When you put people on a pedestal, there's always the opportunity that they'll fall off it. In the case of people already dead, there's always the chance you'll decide that maybe they're not as wonderful as you thought.

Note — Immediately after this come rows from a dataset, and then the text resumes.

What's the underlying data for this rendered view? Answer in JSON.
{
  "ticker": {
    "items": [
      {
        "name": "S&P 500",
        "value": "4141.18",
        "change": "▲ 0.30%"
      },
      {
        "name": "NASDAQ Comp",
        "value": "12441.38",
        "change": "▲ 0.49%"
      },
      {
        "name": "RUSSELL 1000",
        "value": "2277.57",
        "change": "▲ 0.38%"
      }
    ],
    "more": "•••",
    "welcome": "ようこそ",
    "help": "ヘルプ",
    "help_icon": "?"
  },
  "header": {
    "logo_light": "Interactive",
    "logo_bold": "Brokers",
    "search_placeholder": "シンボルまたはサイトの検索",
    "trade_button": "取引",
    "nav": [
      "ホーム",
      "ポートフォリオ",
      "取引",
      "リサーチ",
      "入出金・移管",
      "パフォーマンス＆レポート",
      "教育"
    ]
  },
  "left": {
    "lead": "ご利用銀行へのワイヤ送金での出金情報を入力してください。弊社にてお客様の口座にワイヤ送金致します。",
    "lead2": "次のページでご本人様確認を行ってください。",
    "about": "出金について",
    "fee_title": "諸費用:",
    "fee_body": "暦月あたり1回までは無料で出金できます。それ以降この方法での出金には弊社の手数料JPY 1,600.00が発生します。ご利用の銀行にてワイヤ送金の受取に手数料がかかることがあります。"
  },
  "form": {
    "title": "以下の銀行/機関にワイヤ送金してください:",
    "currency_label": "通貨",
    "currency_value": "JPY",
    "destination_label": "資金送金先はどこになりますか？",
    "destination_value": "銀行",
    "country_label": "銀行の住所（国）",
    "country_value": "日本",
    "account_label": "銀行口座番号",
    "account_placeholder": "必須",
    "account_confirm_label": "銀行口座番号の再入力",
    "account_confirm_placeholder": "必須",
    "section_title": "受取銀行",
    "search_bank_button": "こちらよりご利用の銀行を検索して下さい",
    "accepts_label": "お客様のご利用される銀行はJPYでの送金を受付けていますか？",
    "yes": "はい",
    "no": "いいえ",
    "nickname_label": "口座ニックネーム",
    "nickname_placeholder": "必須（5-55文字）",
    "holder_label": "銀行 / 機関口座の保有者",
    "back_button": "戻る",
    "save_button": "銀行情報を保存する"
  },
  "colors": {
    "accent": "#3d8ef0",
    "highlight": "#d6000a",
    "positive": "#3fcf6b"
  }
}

I read recently that Virginia Woolf apparently admired Thomas Hardy. Hardy is the author of, among other books, Tess of the d'Ubervilles. In the novel, Tess is raped and then spends the rest of the novel being punished by society and her family for losing her virginity. It's hard to see this story as anything other than misogynistic; after all, Tess suffers and suffers and the love of her life, Angel, who drops her like dead weight after he finds out she's been raped, never is given the same kind of harsh judgement. (Her rapist is eventually killed, but again, he goes on for years happily without suffering any kind of rejection from those around him, while poor Tess does.) Virginia Woolf, of course, is the feminist author of books like A Room of One's Own. This book in particular is all about giving women agency. It's hard to see how exactly a book that reveals in a lack of agency for women could be admired by a woman who writes for women's agency.